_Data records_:
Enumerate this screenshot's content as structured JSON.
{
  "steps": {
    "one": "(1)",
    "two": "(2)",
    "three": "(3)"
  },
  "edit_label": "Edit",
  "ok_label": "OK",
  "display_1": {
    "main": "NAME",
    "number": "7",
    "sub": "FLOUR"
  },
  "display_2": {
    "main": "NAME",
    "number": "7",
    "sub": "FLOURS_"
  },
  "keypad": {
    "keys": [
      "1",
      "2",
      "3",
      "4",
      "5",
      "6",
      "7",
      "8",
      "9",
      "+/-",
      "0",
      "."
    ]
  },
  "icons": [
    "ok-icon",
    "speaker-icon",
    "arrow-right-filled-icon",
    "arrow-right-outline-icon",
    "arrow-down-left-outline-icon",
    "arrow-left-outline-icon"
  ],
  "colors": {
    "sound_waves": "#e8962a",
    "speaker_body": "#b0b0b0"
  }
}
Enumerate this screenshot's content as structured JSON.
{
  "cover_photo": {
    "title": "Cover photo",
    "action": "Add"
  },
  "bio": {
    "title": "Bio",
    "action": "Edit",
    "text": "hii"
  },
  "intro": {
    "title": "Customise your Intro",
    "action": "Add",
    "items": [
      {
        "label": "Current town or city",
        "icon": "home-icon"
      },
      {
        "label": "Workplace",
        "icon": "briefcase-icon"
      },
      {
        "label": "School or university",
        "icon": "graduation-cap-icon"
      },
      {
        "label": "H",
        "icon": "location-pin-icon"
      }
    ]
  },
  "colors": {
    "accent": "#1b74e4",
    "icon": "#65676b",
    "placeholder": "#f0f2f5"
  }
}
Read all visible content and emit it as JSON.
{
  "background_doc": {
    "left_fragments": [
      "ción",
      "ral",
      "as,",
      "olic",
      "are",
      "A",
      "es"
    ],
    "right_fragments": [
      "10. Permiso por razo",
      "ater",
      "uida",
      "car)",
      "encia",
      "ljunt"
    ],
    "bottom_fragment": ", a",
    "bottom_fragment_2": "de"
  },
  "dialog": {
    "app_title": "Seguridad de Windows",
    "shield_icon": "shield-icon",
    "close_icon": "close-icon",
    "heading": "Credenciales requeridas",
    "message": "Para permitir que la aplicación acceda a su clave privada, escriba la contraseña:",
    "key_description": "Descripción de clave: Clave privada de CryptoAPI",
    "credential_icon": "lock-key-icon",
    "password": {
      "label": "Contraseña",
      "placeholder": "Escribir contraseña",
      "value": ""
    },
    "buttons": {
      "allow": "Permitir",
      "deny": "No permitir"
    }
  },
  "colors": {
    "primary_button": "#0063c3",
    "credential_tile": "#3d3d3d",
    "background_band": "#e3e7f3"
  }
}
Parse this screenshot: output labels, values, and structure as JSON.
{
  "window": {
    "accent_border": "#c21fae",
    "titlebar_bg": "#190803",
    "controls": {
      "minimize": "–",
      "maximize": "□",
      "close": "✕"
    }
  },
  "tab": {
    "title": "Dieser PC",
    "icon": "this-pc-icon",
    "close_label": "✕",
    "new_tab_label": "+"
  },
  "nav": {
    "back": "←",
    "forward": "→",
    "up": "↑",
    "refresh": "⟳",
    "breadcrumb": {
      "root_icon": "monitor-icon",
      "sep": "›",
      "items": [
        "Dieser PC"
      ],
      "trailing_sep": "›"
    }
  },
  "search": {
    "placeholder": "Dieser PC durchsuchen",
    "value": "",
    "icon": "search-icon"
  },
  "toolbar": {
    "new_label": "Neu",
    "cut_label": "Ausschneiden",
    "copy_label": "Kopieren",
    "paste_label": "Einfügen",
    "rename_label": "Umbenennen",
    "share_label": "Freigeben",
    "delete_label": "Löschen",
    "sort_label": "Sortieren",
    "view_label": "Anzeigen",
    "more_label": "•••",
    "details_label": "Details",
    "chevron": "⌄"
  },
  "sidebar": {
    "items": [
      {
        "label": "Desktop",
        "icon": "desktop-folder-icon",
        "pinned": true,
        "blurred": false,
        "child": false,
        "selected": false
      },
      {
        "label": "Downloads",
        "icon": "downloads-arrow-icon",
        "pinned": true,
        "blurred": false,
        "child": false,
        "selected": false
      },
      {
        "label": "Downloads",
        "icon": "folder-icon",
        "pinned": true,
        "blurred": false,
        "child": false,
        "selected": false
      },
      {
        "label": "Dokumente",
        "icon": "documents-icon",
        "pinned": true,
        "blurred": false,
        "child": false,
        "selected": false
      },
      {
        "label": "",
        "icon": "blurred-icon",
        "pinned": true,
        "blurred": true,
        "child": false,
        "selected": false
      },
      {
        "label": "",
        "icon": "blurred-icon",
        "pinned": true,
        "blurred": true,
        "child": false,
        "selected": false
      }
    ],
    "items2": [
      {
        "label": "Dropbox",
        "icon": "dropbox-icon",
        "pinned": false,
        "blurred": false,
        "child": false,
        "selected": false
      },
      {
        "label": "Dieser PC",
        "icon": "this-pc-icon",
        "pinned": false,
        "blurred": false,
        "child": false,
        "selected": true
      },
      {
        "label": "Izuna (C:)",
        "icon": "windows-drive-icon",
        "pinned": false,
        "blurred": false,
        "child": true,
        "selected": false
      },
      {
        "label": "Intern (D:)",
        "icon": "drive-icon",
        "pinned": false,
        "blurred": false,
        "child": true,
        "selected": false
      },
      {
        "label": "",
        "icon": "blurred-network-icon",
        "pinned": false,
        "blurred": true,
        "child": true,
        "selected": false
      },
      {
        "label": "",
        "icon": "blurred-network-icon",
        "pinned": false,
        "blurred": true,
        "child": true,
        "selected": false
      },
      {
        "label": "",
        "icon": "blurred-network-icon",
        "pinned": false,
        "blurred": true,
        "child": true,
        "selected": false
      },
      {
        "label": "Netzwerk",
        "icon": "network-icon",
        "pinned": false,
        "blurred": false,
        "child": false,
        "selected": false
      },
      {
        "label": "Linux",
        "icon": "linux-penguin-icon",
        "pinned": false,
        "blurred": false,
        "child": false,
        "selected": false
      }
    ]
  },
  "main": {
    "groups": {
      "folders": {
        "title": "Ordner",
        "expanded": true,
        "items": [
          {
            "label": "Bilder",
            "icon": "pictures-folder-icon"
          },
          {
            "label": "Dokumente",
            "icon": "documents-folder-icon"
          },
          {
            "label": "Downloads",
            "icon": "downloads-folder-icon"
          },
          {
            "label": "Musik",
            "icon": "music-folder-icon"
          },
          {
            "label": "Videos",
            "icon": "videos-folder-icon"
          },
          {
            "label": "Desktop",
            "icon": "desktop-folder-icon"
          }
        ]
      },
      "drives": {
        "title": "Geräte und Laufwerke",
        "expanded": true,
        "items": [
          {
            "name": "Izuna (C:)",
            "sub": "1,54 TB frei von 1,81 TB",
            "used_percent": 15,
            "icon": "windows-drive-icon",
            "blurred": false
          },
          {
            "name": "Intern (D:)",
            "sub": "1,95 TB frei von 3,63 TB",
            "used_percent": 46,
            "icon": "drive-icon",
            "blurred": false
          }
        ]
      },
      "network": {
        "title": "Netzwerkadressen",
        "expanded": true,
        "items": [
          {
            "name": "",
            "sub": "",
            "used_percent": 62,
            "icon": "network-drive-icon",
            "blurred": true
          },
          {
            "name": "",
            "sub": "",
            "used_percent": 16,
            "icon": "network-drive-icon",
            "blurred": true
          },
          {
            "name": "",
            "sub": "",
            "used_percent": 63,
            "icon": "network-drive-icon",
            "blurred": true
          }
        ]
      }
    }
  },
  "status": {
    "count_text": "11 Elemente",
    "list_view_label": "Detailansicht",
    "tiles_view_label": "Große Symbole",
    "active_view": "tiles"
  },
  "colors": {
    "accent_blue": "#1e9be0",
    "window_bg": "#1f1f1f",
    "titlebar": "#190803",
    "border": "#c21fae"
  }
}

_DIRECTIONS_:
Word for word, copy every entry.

_TASK SOLUTION_:
Enumerate this screenshot's content as structured JSON.
{
  "steps": {
    "one": "(1)",
    "two": "(2)",
    "three": "(3)"
  },
  "edit_label": "Edit",
  "ok_label": "OK",
  "display_1": {
    "main": "NAME",
    "number": "7",
    "sub": "FLOUR"
  },
  "display_2": {
    "main": "NAME",
    "number": "7",
    "sub": "FLOURS_"
  },
  "keypad": {
    "keys": [
      "1",
      "2",
      "3",
      "4",
      "5",
      "6",
      "7",
      "8",
      "9",
      "+/-",
      "0",
      "."
    ]
  },
  "icons": [
    "ok-icon",
    "speaker-icon",
    "arrow-right-filled-icon",
    "arrow-right-outline-icon",
    "arrow-down-left-outline-icon",
    "arrow-left-outline-icon"
  ],
  "colors": {
    "sound_waves": "#e8962a",
    "speaker_body": "#b0b0b0"
  }
}
Enumerate this screenshot's content as structured JSON.
{
  "cover_photo": {
    "title": "Cover photo",
    "action": "Add"
  },
  "bio": {
    "title": "Bio",
    "action": "Edit",
    "text": "hii"
  },
  "intro": {
    "title": "Customise your Intro",
    "action": "Add",
    "items": [
      {
        "label": "Current town or city",
        "icon": "home-icon"
      },
      {
        "label": "Workplace",
        "icon": "briefcase-icon"
      },
      {
        "label": "School or university",
        "icon": "graduation-cap-icon"
      },
      {
        "label": "H",
        "icon": "location-pin-icon"
      }
    ]
  },
  "colors": {
    "accent": "#1b74e4",
    "icon": "#65676b",
    "placeholder": "#f0f2f5"
  }
}
Read all visible content and emit it as JSON.
{
  "background_doc": {
    "left_fragments": [
      "ción",
      "ral",
      "as,",
      "olic",
      "are",
      "A",
      "es"
    ],
    "right_fragments": [
      "10. Permiso por razo",
      "ater",
      "uida",
      "car)",
      "encia",
      "ljunt"
    ],
    "bottom_fragment": ", a",
    "bottom_fragment_2": "de"
  },
  "dialog": {
    "app_title": "Seguridad de Windows",
    "shield_icon": "shield-icon",
    "close_icon": "close-icon",
    "heading": "Credenciales requeridas",
    "message": "Para permitir que la aplicación acceda a su clave privada, escriba la contraseña:",
    "key_description": "Descripción de clave: Clave privada de CryptoAPI",
    "credential_icon": "lock-key-icon",
    "password": {
      "label": "Contraseña",
      "placeholder": "Escribir contraseña",
      "value": ""
    },
    "buttons": {
      "allow": "Permitir",
      "deny": "No permitir"
    }
  },
  "colors": {
    "primary_button": "#0063c3",
    "credential_tile": "#3d3d3d",
    "background_band": "#e3e7f3"
  }
}
Parse this screenshot: output labels, values, and structure as JSON.
{
  "window": {
    "accent_border": "#c21fae",
    "titlebar_bg": "#190803",
    "controls": {
      "minimize": "–",
      "maximize": "□",
      "close": "✕"
    }
  },
  "tab": {
    "title": "Dieser PC",
    "icon": "this-pc-icon",
    "close_label": "✕",
    "new_tab_label": "+"
  },
  "nav": {
    "back": "←",
    "forward": "→",
    "up": "↑",
    "refresh": "⟳",
    "breadcrumb": {
      "root_icon": "monitor-icon",
      "sep": "›",
      "items": [
        "Dieser PC"
      ],
      "trailing_sep": "›"
    }
  },
  "search": {
    "placeholder": "Dieser PC durchsuchen",
    "value": "",
    "icon": "search-icon"
  },
  "toolbar": {
    "new_label": "Neu",
    "cut_label": "Ausschneiden",
    "copy_label": "Kopieren",
    "paste_label": "Einfügen",
    "rename_label": "Umbenennen",
    "share_label": "Freigeben",
    "delete_label": "Löschen",
    "sort_label": "Sortieren",
    "view_label": "Anzeigen",
    "more_label": "•••",
    "details_label": "Details",
    "chevron": "⌄"
  },
  "sidebar": {
    "items": [
      {
        "label": "Desktop",
        "icon": "desktop-folder-icon",
        "pinned": true,
        "blurred": false,
        "child": false,
        "selected": false
      },
      {
        "label": "Downloads",
        "icon": "downloads-arrow-icon",
        "pinned": true,
        "blurred": false,
        "child": false,
        "selected": false
      },
      {
        "label": "Downloads",
        "icon": "folder-icon",
        "pinned": true,
        "blurred": false,
        "child": false,
        "selected": false
      },
      {
        "label": "Dokumente",
        "icon": "documents-icon",
        "pinned": true,
        "blurred": false,
        "child": false,
        "selected": false
      },
      {
        "label": "",
        "icon": "blurred-icon",
        "pinned": true,
        "blurred": true,
        "child": false,
        "selected": false
      },
      {
        "label": "",
        "icon": "blurred-icon",
        "pinned": true,
        "blurred": true,
        "child": false,
        "selected": false
      }
    ],
    "items2": [
      {
        "label": "Dropbox",
        "icon": "dropbox-icon",
        "pinned": false,
        "blurred": false,
        "child": false,
        "selected": false
      },
      {
        "label": "Dieser PC",
        "icon": "this-pc-icon",
        "pinned": false,
        "blurred": false,
        "child": false,
        "selected": true
      },
      {
        "label": "Izuna (C:)",
        "icon": "windows-drive-icon",
        "pinned": false,
        "blurred": false,
        "child": true,
        "selected": false
      },
      {
        "label": "Intern (D:)",
        "icon": "drive-icon",
        "pinned": false,
        "blurred": false,
        "child": true,
        "selected": false
      },
      {
        "label": "",
        "icon": "blurred-network-icon",
        "pinned": false,
        "blurred": true,
        "child": true,
        "selected": false
      },
      {
        "label": "",
        "icon": "blurred-network-icon",
        "pinned": false,
        "blurred": true,
        "child": true,
        "selected": false
      },
      {
        "label": "",
        "icon": "blurred-network-icon",
        "pinned": false,
        "blurred": true,
        "child": true,
        "selected": false
      },
      {
        "label": "Netzwerk",
        "icon": "network-icon",
        "pinned": false,
        "blurred": false,
        "child": false,
        "selected": false
      },
      {
        "label": "Linux",
        "icon": "linux-penguin-icon",
        "pinned": false,
        "blurred": false,
        "child": false,
        "selected": false
      }
    ]
  },
  "main": {
    "groups": {
      "folders": {
        "title": "Ordner",
        "expanded": true,
        "items": [
          {
            "label": "Bilder",
            "icon": "pictures-folder-icon"
          },
          {
            "label": "Dokumente",
            "icon": "documents-folder-icon"
          },
          {
            "label": "Downloads",
            "icon": "downloads-folder-icon"
          },
          {
            "label": "Musik",
            "icon": "music-folder-icon"
          },
          {
            "label": "Videos",
            "icon": "videos-folder-icon"
          },
          {
            "label": "Desktop",
            "icon": "desktop-folder-icon"
          }
        ]
      },
      "drives": {
        "title": "Geräte und Laufwerke",
        "expanded": true,
        "items": [
          {
            "name": "Izuna (C:)",
            "sub": "1,54 TB frei von 1,81 TB",
            "used_percent": 15,
            "icon": "windows-drive-icon",
            "blurred": false
          },
          {
            "name": "Intern (D:)",
            "sub": "1,95 TB frei von 3,63 TB",
            "used_percent": 46,
            "icon": "drive-icon",
            "blurred": false
          }
        ]
      },
      "network": {
        "title": "Netzwerkadressen",
        "expanded": true,
        "items": [
          {
            "name": "",
            "sub": "",
            "used_percent": 62,
            "icon": "network-drive-icon",
            "blurred": true
          },
          {
            "name": "",
            "sub": "",
            "used_percent": 16,
            "icon": "network-drive-icon",
            "blurred": true
          },
          {
            "name": "",
            "sub": "",
            "used_percent": 63,
            "icon": "network-drive-icon",
            "blurred": true
          }
        ]
      }
    }
  },
  "status": {
    "count_text": "11 Elemente",
    "list_view_label": "Detailansicht",
    "tiles_view_label": "Große Symbole",
    "active_view": "tiles"
  },
  "colors": {
    "accent_blue": "#1e9be0",
    "window_bg": "#1f1f1f",
    "titlebar": "#190803",
    "border": "#c21fae"
  }
}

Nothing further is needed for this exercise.